Now an Ulster Unionist member (having spent time as a communist and UK Unionist Party adviser), is he concerned at Mr Elliott’s public refusal to attend a Gay Pride event?
“It might have been wiser if he hadn’t said that it’s his choice – I don’t care. If you’re not comfortable with something you don’t want to force people to defend...
“The press, and the BBC obviously, tends to be somewhat liberal on these matters and it’s become a bit PC to be pro-gay rights.”
He has contacted prominent gay rights activist Peter Tatchell to support his backing for a Christian housing worker in Manchester who was demoted after saying that ‘gay church marriage’ was “an equality too far”.

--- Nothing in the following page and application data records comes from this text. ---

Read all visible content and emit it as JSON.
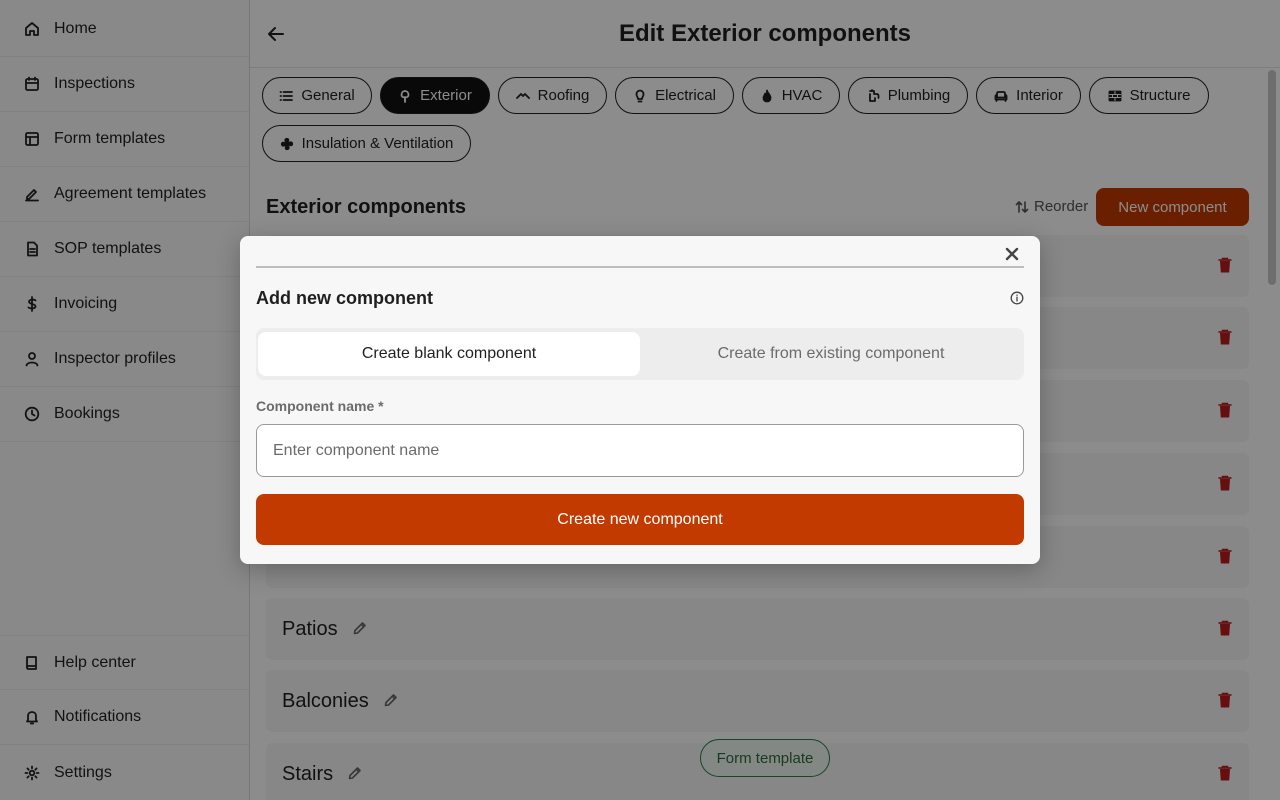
{
  "sidebar": {
    "items": [
      {
        "label": "Home",
        "icon": "home-icon"
      },
      {
        "label": "Inspections",
        "icon": "calendar-icon"
      },
      {
        "label": "Form templates",
        "icon": "layout-icon"
      },
      {
        "label": "Agreement templates",
        "icon": "signature-icon"
      },
      {
        "label": "SOP templates",
        "icon": "document-icon"
      },
      {
        "label": "Invoicing",
        "icon": "dollar-icon"
      },
      {
        "label": "Inspector profiles",
        "icon": "user-icon"
      },
      {
        "label": "Bookings",
        "icon": "clock-icon"
      }
    ],
    "bottom_items": [
      {
        "label": "Help center",
        "icon": "book-icon"
      },
      {
        "label": "Notifications",
        "icon": "bell-icon"
      },
      {
        "label": "Settings",
        "icon": "gear-icon"
      }
    ]
  },
  "header": {
    "title": "Edit Exterior components"
  },
  "tabs": [
    {
      "label": "General",
      "icon": "list-icon",
      "active": false
    },
    {
      "label": "Exterior",
      "icon": "tree-icon",
      "active": true
    },
    {
      "label": "Roofing",
      "icon": "roof-icon",
      "active": false
    },
    {
      "label": "Electrical",
      "icon": "bulb-icon",
      "active": false
    },
    {
      "label": "HVAC",
      "icon": "flame-icon",
      "active": false
    },
    {
      "label": "Plumbing",
      "icon": "faucet-icon",
      "active": false
    },
    {
      "label": "Interior",
      "icon": "sofa-icon",
      "active": false
    },
    {
      "label": "Structure",
      "icon": "bricks-icon",
      "active": false
    },
    {
      "label": "Insulation & Ventilation",
      "icon": "fan-icon",
      "active": false
    }
  ],
  "section": {
    "title": "Exterior components",
    "reorder_label": "Reorder",
    "new_component_label": "New component"
  },
  "components": [
    {
      "label": ""
    },
    {
      "label": ""
    },
    {
      "label": ""
    },
    {
      "label": ""
    },
    {
      "label": ""
    },
    {
      "label": "Patios"
    },
    {
      "label": "Balconies"
    },
    {
      "label": "Stairs"
    }
  ],
  "floating": {
    "form_template_label": "Form template"
  },
  "modal": {
    "title": "Add new component",
    "segments": {
      "blank": "Create blank component",
      "existing": "Create from existing component"
    },
    "field_label": "Component name *",
    "field_placeholder": "Enter component name",
    "field_value": "",
    "submit_label": "Create new component"
  },
  "colors": {
    "accent": "#c23a00",
    "chip_active": "#111111",
    "delete": "#b91c1c",
    "form_template": "#2f7d4a"
  }
}
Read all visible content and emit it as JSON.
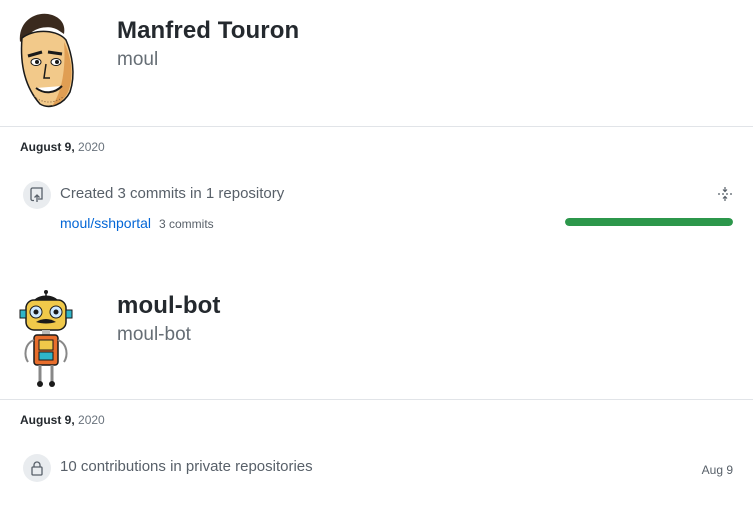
{
  "profiles": [
    {
      "name": "Manfred Touron",
      "login": "moul",
      "avatar_icon": "cartoon-face-avatar",
      "date_md": "August 9,",
      "date_year": "2020",
      "event": {
        "icon": "repo-push-icon",
        "text": "Created 3 commits in 1 repository",
        "repo": "moul/sshportal",
        "commits": "3 commits",
        "progress": 1.0,
        "progress_color": "#2c974b"
      }
    },
    {
      "name": "moul-bot",
      "login": "moul-bot",
      "avatar_icon": "robot-avatar",
      "date_md": "August 9,",
      "date_year": "2020",
      "event": {
        "icon": "lock-icon",
        "text": "10 contributions in private repositories",
        "date": "Aug 9"
      }
    }
  ]
}
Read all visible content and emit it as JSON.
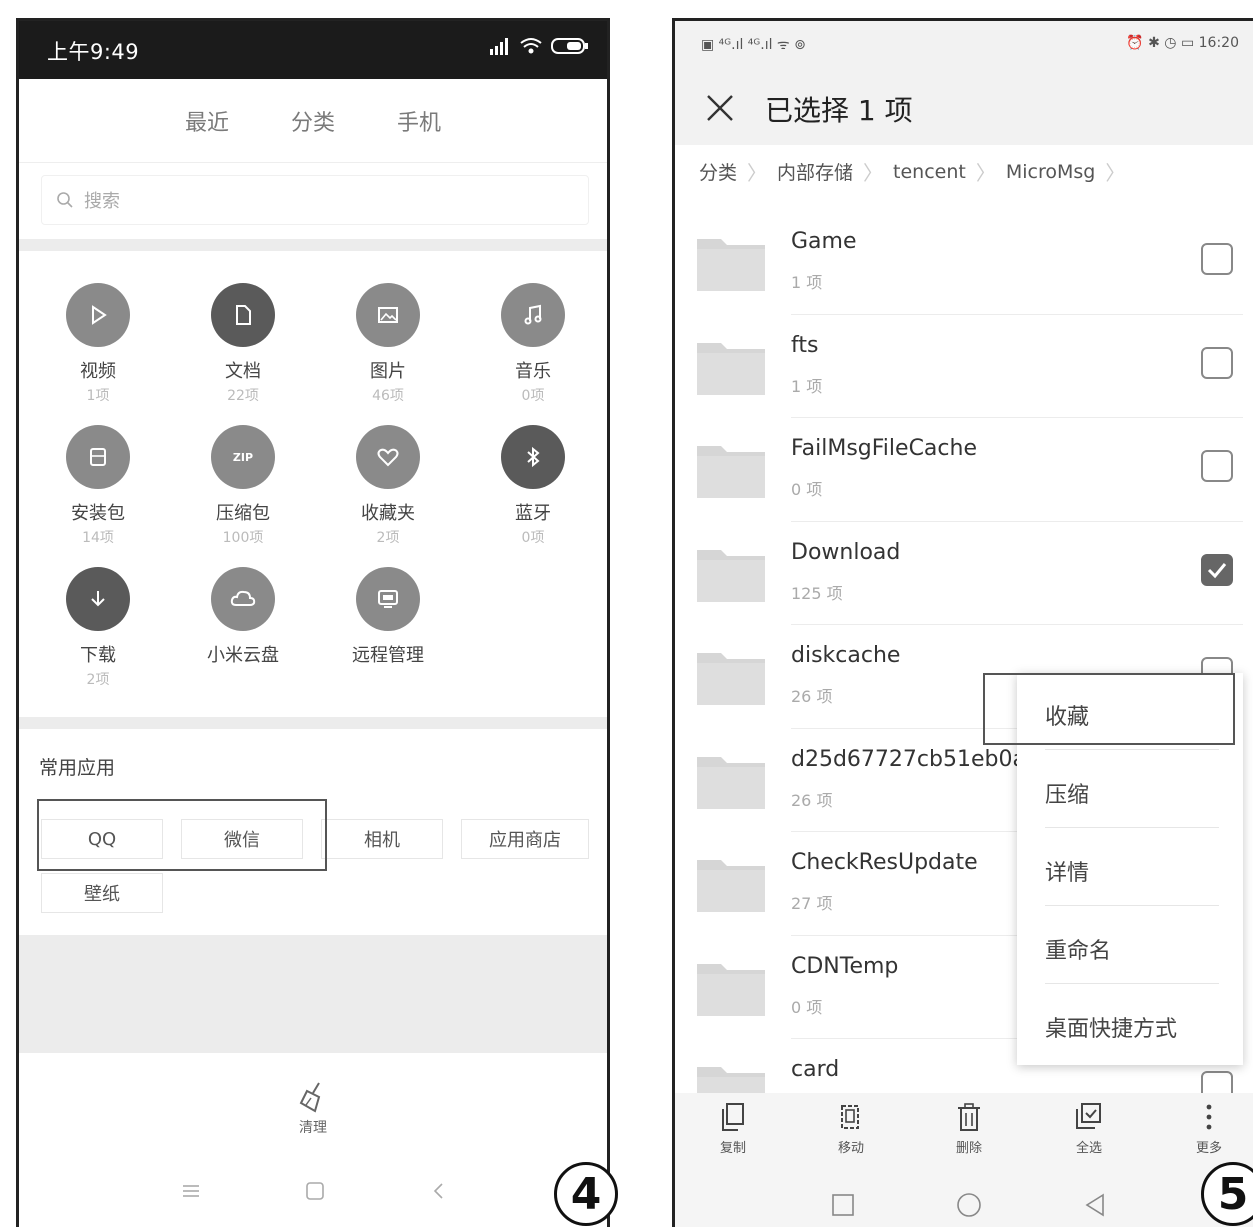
{
  "left": {
    "status": {
      "time": "上午9:49"
    },
    "tabs": [
      "最近",
      "分类",
      "手机"
    ],
    "search": {
      "placeholder": "搜索"
    },
    "categories": [
      {
        "name": "视频",
        "count": "1项",
        "icon": "play-icon"
      },
      {
        "name": "文档",
        "count": "22项",
        "icon": "document-icon"
      },
      {
        "name": "图片",
        "count": "46项",
        "icon": "image-icon"
      },
      {
        "name": "音乐",
        "count": "0项",
        "icon": "music-icon"
      },
      {
        "name": "安装包",
        "count": "14项",
        "icon": "package-icon"
      },
      {
        "name": "压缩包",
        "count": "100项",
        "icon": "zip-icon"
      },
      {
        "name": "收藏夹",
        "count": "2项",
        "icon": "heart-icon"
      },
      {
        "name": "蓝牙",
        "count": "0项",
        "icon": "bluetooth-icon"
      },
      {
        "name": "下载",
        "count": "2项",
        "icon": "download-icon"
      },
      {
        "name": "小米云盘",
        "count": "",
        "icon": "cloud-icon"
      },
      {
        "name": "远程管理",
        "count": "",
        "icon": "remote-icon"
      }
    ],
    "common_apps": {
      "title": "常用应用",
      "apps": [
        "QQ",
        "微信",
        "相机",
        "应用商店",
        "壁纸"
      ]
    },
    "clean_label": "清理",
    "step_number": "4"
  },
  "right": {
    "status": {
      "left": "▣ ⁴ᴳ.ıl ⁴ᴳ.ıl ᯤ ⊚",
      "right": "⏰ ✱ ◷ ▭ 16:20"
    },
    "header": {
      "title": "已选择 1 项"
    },
    "breadcrumb": [
      "分类",
      "内部存储",
      "tencent",
      "MicroMsg"
    ],
    "files": [
      {
        "name": "Game",
        "count": "1 项",
        "checked": false
      },
      {
        "name": "fts",
        "count": "1 项",
        "checked": false
      },
      {
        "name": "FailMsgFileCache",
        "count": "0 项",
        "checked": false
      },
      {
        "name": "Download",
        "count": "125 项",
        "checked": true
      },
      {
        "name": "diskcache",
        "count": "26 项",
        "checked": false
      },
      {
        "name": "d25d67727cb51eb0a",
        "count": "26 项",
        "checked": false
      },
      {
        "name": "CheckResUpdate",
        "count": "27 项",
        "checked": false
      },
      {
        "name": "CDNTemp",
        "count": "0 项",
        "checked": false
      },
      {
        "name": "card",
        "count": "",
        "checked": false
      }
    ],
    "context_menu": [
      "收藏",
      "压缩",
      "详情",
      "重命名",
      "桌面快捷方式"
    ],
    "toolbar": [
      "复制",
      "移动",
      "删除",
      "全选",
      "更多"
    ],
    "step_number": "5"
  },
  "colors": {
    "icon_gray": "#8a8a8a",
    "icon_dark": "#5a5a5a",
    "folder": "#d6d6d6",
    "band": "#ececec"
  }
}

“I endorse his [Tatchell’s] position on that – I don’t want it to become compulsory to love gays. But then the problem is that I’m always a bit of a rebel.”
He was certainly a rebel when he took his case against the government, and to Strasbourg, eventually. Ministers would not even be seen to meet him, Mr Dudgeon said, despite his belief that they had little personal opposition to changing the law.
It was a case which set a global precedent, being quoted in the US Supreme Court when it decriminalised homosexuality in several states, including Texas, and also led to the British Commonwealth inheriting laws based on the outcome of the Strasbourg case.
At the time, Ian Paisley was the face and voice of Ulster opposition to relaxing the prohibitions on homosexual conduct.
But Mr Dudgeon said that while many of the UUP’s MPs were personally relaxed about the issue, the Ulster Unionist Party was “no more open to it” than the DUP, citing problems with selling it to the Orange Order and churches.
Similarly, nationalists – led by SDLP leader Gerry Fitt – followed the Roman Catholic Church’s opposition line and every one of Northern Ireland’s 26 councils passed a motion which opposed decriminalising homosexuality.
This meant that successive governments were loathe to act in the face of strongly voiced opposition from across the sectarian divide.
The UUP’s Jim Molyneaux and Enoch Powell argued “not the substantive change”, but rather claimed that as it was a Northern Ireland matter it should wait for a Stormont parliament to be reconstituted (somewhat contradictory to their integrationist political philosophy which wanted to see Northern Ireland more closely integrated with the rest of the UK).
Having been involved in politics, including a spell as an adviser to Bob McCartney, Mr Dudgeon has met Dr Paisley on several occasions since then.
Has the former DUP leader ever brought up the case?
“No, I’m not too sure he knows... we’d have lunch with him at Stormont during the talks and theology was always what he wanted to talk about. He probably does know who I am or was told who I was at one point but he certainly never broached the subject.”
He added: “It [the campaign] proves one thing – if you’re organised, you can achieve. We were organised; he was organised and that was a clash.
“He wasn’t a hypocrite about it – he took the Iris line about it of ‘Hate the sin, love the sinner’.”
Three decades ago, could he have imagined that public attitudes to homosexuality would change so radically so quickly?
“In a sense, I’m not terribly surprised – but maybe it’s gone further than I’d have thought. Civil partnership was not in my head at that time.
“In a sense, Paisley and the DUP have always been a minority group within unionism and Protestantism... now that they are at the top they are mellowing and reflecting the broader society that is around them.”
He says that while some still believe the party is staunchly opposed to gay rights, he has detected a slight change in tone – where before it refused to use the word ‘gay’, it now uses the acronym LGBT which incorporates the word.
And, despite his past battles with the party, Mr Dudgeon said that he wants to “let bygones be bygones and not rake over the past”.
- Read more in Monday’s News Letter